Did You Know 4.0 -facts and stats focusing on changing media w/ The Economist. #Important

This is another official update to the original “Shift Happens” video. This completely new Fall 2009 version includes facts and stats focusing on the changing media landscape, including convergence and technology, and was developed in partnership with The Economist. For more information, or to join the conversation, please visit http://mediaconvergence.economist.com and http://shifthappens.wikispaces.com.

Watch. Think. Learn. Implement.

Advertisers: Rethink Your Ad Models or GTFO.


(image via Natalie Dee)
Oh yes I AM blogging about this – and the saddest part is the 99.9999999% chance these people aren’t even going to see this.

Let me back up. So the other day, an advertiser contacts me with a laughable proposition. I asked how (s)he calculated rates and this is what they came back with:

We price against television and $32/1000 views is a bit more expensive than the average for a 30 second spot on popular prime time television.
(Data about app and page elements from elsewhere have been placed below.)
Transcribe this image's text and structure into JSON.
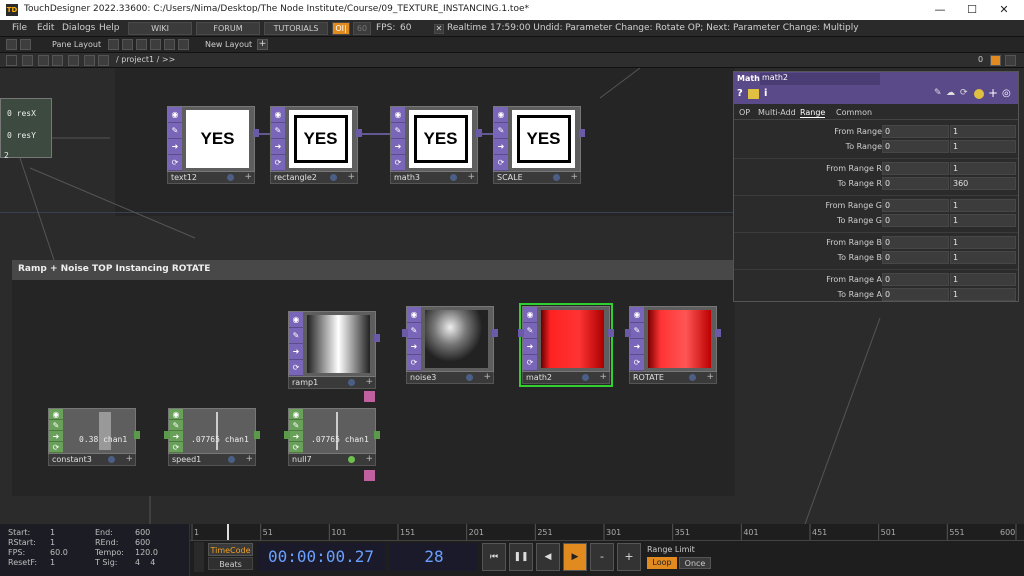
{
  "window": {
    "title": "TouchDesigner 2022.33600: C:/Users/Nima/Desktop/The Node Institute/Course/09_TEXTURE_INSTANCING.1.toe*",
    "minimize": "—",
    "maximize": "☐",
    "close": "✕"
  },
  "menu": {
    "items": [
      "File",
      "Edit",
      "Dialogs",
      "Help"
    ],
    "wiki": "WIKI",
    "forum": "FORUM",
    "tutorials": "TUTORIALS",
    "oi": "OI|",
    "fps_box": "60",
    "fps_label": "FPS:",
    "fps_value": "60",
    "realtime": "Realtime",
    "status": "17:59:00 Undid: Parameter Change: Rotate OP; Next: Parameter Change: Multiply"
  },
  "toolbar": {
    "pane_layout": "Pane Layout",
    "new_layout": "New Layout"
  },
  "path": {
    "text": "/ project1 / >>",
    "zero": "0"
  },
  "network": {
    "group_title": "Ramp + Noise TOP Instancing ROTATE",
    "left_partial": {
      "resx": "0 resX",
      "resy": "0 resY",
      "num": "2"
    },
    "nodes": [
      {
        "id": "text12",
        "label": "text12",
        "content": "YES"
      },
      {
        "id": "rectangle2",
        "label": "rectangle2",
        "content": "YES"
      },
      {
        "id": "math3",
        "label": "math3",
        "content": "YES"
      },
      {
        "id": "scale",
        "label": "SCALE",
        "content": "YES"
      },
      {
        "id": "ramp1",
        "label": "ramp1"
      },
      {
        "id": "noise3",
        "label": "noise3"
      },
      {
        "id": "math2",
        "label": "math2"
      },
      {
        "id": "rotate",
        "label": "ROTATE"
      },
      {
        "id": "constant3",
        "label": "constant3",
        "value": "0.38 chan1"
      },
      {
        "id": "speed1",
        "label": "speed1",
        "value": ".07765 chan1"
      },
      {
        "id": "null7",
        "label": "null7",
        "value": ".07765 chan1"
      }
    ]
  },
  "param": {
    "type": "Math",
    "name": "math2",
    "tabs": [
      "OP",
      "Multi-Add",
      "Range",
      "Common"
    ],
    "active_tab": "Range",
    "rows": [
      {
        "label": "From Range",
        "v1": "0",
        "v2": "1"
      },
      {
        "label": "To Range",
        "v1": "0",
        "v2": "1"
      },
      {
        "label": "From Range R",
        "v1": "0",
        "v2": "1"
      },
      {
        "label": "To Range R",
        "v1": "0",
        "v2": "360"
      },
      {
        "label": "From Range G",
        "v1": "0",
        "v2": "1"
      },
      {
        "label": "To Range G",
        "v1": "0",
        "v2": "1"
      },
      {
        "label": "From Range B",
        "v1": "0",
        "v2": "1"
      },
      {
        "label": "To Range B",
        "v1": "0",
        "v2": "1"
      },
      {
        "label": "From Range A",
        "v1": "0",
        "v2": "1"
      },
      {
        "label": "To Range A",
        "v1": "0",
        "v2": "1"
      }
    ]
  },
  "timeline": {
    "ruler_ticks": [
      "1",
      "51",
      "101",
      "151",
      "201",
      "251",
      "301",
      "351",
      "401",
      "451",
      "501",
      "551",
      "600"
    ],
    "start_label": "Start:",
    "start": "1",
    "rstart_label": "RStart:",
    "rstart": "1",
    "fps_label": "FPS:",
    "fps": "60.0",
    "resetf_label": "ResetF:",
    "resetf": "1",
    "end_label": "End:",
    "end": "600",
    "rend_label": "REnd:",
    "rend": "600",
    "tempo_label": "Tempo:",
    "tempo": "120.0",
    "tsig_label": "T Sig:",
    "tsig": "4    4",
    "timecode_btn": "TimeCode",
    "beats_btn": "Beats",
    "timecode": "00:00:00.27",
    "frame": "28",
    "range_limit": "Range Limit",
    "loop": "Loop",
    "once": "Once"
  }
}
Since we’re trying to compete for dollars with brand advertising dollars, it’s hard to go considerably higher than that.

…thank goodness email exchanges aren’t real time video, for I LOLd at that explanation.
It’s hilarious how people seriously compare traditional broadcasting rates to Internet rates.

In 2009, how much are traditional broadcasting ads truly worth?
Think about it:

Traditional broadcasting:

  • One distribution channel
  • DVR / Tivo read: ads are skipped
  • Ads are broadcasted only during time purchased

Internet:

  • Content lives forever
  • Several distribution channels via aggregators
  • Google juice; niche audience + key word searches

Think about that, figure out a new model, then approach me. Sorry (well not really) but it’s not my job to teach “Strategic Monetizing in the Digital Age 101”.